- What other types of data analysis should be done on the 2011-2012 data, in order to look for other new phenomena that could still be lurking there? (There’s still a lot to be done on this question!) And what types of work should theoretical particle physicists do to help the experimentalists address this issue?
- Several experiments from the Tevatron and the LHC, notably the LHCb experiment, have learned that newly measured decays of certain mesons (hadrons with equal numbers of quarks and anti-quarks) that contain heavy quarks are roughly consistent with the Standard Model (the equations we use to describe the known elementary particles and forces, and a simplest type of Higgs field and Higgs particle.) How do these findings constrain the possibility of other new phenomena?

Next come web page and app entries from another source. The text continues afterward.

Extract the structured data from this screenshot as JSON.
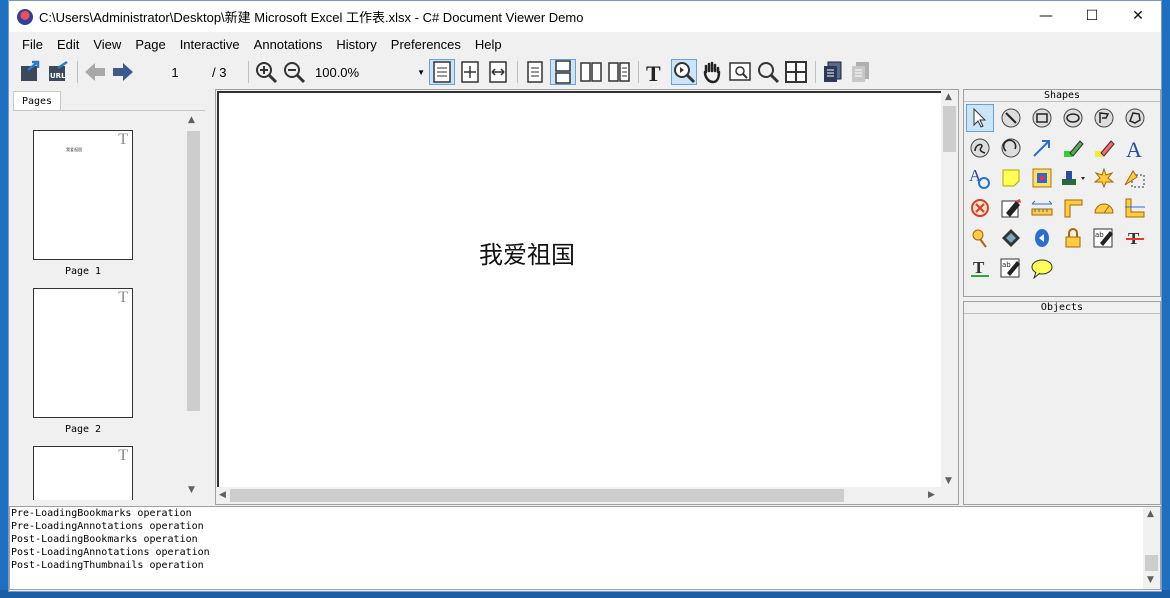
{
  "window": {
    "title": "C:\\Users\\Administrator\\Desktop\\新建 Microsoft Excel 工作表.xlsx - C# Document Viewer Demo",
    "controls": {
      "minimize": "—",
      "maximize": "☐",
      "close": "✕"
    }
  },
  "menu": [
    {
      "label": "File"
    },
    {
      "label": "Edit"
    },
    {
      "label": "View"
    },
    {
      "label": "Page"
    },
    {
      "label": "Interactive"
    },
    {
      "label": "Annotations"
    },
    {
      "label": "History"
    },
    {
      "label": "Preferences"
    },
    {
      "label": "Help"
    }
  ],
  "toolbar": {
    "page_current": "1",
    "page_total": "/ 3",
    "zoom_value": "100.0%"
  },
  "pages_panel": {
    "tab_label": "Pages",
    "thumbnails": [
      {
        "label": "Page 1",
        "marker": "T",
        "text": "我爱祖国"
      },
      {
        "label": "Page 2",
        "marker": "T"
      },
      {
        "marker": "T"
      }
    ]
  },
  "document": {
    "text": "我爱祖国"
  },
  "shapes_panel": {
    "title": "Shapes",
    "tools": [
      "pointer-icon",
      "line-icon",
      "rectangle-icon",
      "ellipse-icon",
      "polygon-icon",
      "polyline-icon",
      "curve-icon",
      "arc-icon",
      "arrow-icon",
      "highlighter-icon",
      "pencil-icon",
      "text-icon",
      "text-link-icon",
      "sticky-note-icon",
      "image-icon",
      "stamp-icon",
      "burst-icon",
      "ruler-area-icon",
      "erase-icon",
      "marker-icon",
      "measure-icon",
      "angle-icon",
      "protractor-icon",
      "ruler-icon",
      "pin-icon",
      "film-icon",
      "sound-icon",
      "lock-icon",
      "replace-text-icon",
      "strikeout-icon",
      "underline-icon",
      "insert-text-icon",
      "callout-icon"
    ]
  },
  "objects_panel": {
    "title": "Objects"
  },
  "log": {
    "lines": [
      "Pre-LoadingBookmarks operation",
      "Pre-LoadingAnnotations operation",
      "Post-LoadingBookmarks operation",
      "Post-LoadingAnnotations operation",
      "Post-LoadingThumbnails operation"
    ]
  }
}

- Looking ahead to 2015, when the LHC will begin running again at a higher energy per proton-proton collision, what preparations need to be made? Especially, what needs to be done to refine the triggering systems at ATLAS, CMS and LHCb, so that the maximum information can be extracted from the new data, and no important information is unnecessarily discarded?

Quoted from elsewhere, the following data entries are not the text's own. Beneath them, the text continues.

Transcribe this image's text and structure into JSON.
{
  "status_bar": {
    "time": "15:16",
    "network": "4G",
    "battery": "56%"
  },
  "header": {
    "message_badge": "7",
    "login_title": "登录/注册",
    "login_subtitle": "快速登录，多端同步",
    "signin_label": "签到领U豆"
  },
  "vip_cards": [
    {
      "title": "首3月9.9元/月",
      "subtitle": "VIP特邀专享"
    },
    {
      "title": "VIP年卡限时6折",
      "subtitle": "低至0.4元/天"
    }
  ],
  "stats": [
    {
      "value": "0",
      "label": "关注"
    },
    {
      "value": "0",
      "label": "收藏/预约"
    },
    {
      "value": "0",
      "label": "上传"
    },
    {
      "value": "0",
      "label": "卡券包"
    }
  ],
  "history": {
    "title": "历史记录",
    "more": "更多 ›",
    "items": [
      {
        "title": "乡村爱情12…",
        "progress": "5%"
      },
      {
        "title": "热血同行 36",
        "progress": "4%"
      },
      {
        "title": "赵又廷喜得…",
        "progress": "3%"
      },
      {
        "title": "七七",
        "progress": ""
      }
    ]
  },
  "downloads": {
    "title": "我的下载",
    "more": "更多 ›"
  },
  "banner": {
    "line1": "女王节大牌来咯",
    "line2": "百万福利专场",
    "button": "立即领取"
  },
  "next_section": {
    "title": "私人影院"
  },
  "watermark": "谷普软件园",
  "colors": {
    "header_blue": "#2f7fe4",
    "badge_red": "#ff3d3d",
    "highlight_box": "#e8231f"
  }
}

- Which, if any, of the multiple (but mostly mutually inconsistent) experimental hints of dark matter should be taken seriously? Which possibilities do the various dark matter experiments, and the LHC’s data, actually exclude or favor?

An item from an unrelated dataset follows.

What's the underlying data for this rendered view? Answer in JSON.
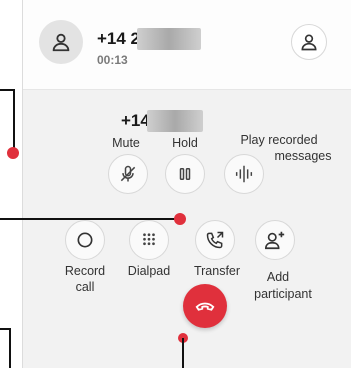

That might be it for the very near term. There are lots of other questions in the medium- to long-term, among which is the big question of what types of experiments should be done over the next 10 – 20 years. One challenge is that the LHC’s data hasn’t yet given us a clear target other than the Higgs particle itself. An obvious possible experiment to do is to study the Higgs in more detail, using an electron/anti-electron collider — historically this has been a successful strategy that has been used on almost every new apparently-elementary particle. But there are a lot of other possibilities, including raising the LHC’s collisions to even higher energy than we’ll see in 2015, using more powerful magnets currently under development.
If there are other near-term questions I’ve forgotten about, I’m sure I’ll be reminded at the workshop, and I’ll add them in.
My Structure of Matter series has been on hold for a bit, as I have been debating how to describe protons and neutrons. These constituents of atomic nuclei, which, when combined with electrons, form atoms, are drawn in most cartoons of atoms as simple spheres. But not only are they much, much smaller than they are drawn in those cartoons, they hide within them a surprising commotion, one that cannot be anticipated from the relatively simple structures of atoms and of nuclei.
As I’ve described in my new article, along the lines of this short article and this more detailed one that I wrote some time ago in the context of the Large Hadron Collider, the story that scientists tell the public most often, that “a proton is made from two up quarks and a down quark”, is not in fact the full story — and in some ways it is deeply misleading. The structure of protons and neutrons is so entirely unfamiliar, and so complicated, that scientists neither have a simple way of calculating it, nor an entirely agreed-upon way to describe it to the public, or even to physics students. But I believe my way of describing it will be satisfactory to most particle physicists.
The new article is not entirely complete; it is perhaps only half its final length. I’ll be adding some further sections that cover some subtle issues. But since I suspect many people won’t feel the need to read those later sections, the completed part is written to stand on its own. If you like, take a look and let me know if you have questions, suggestions or corrections.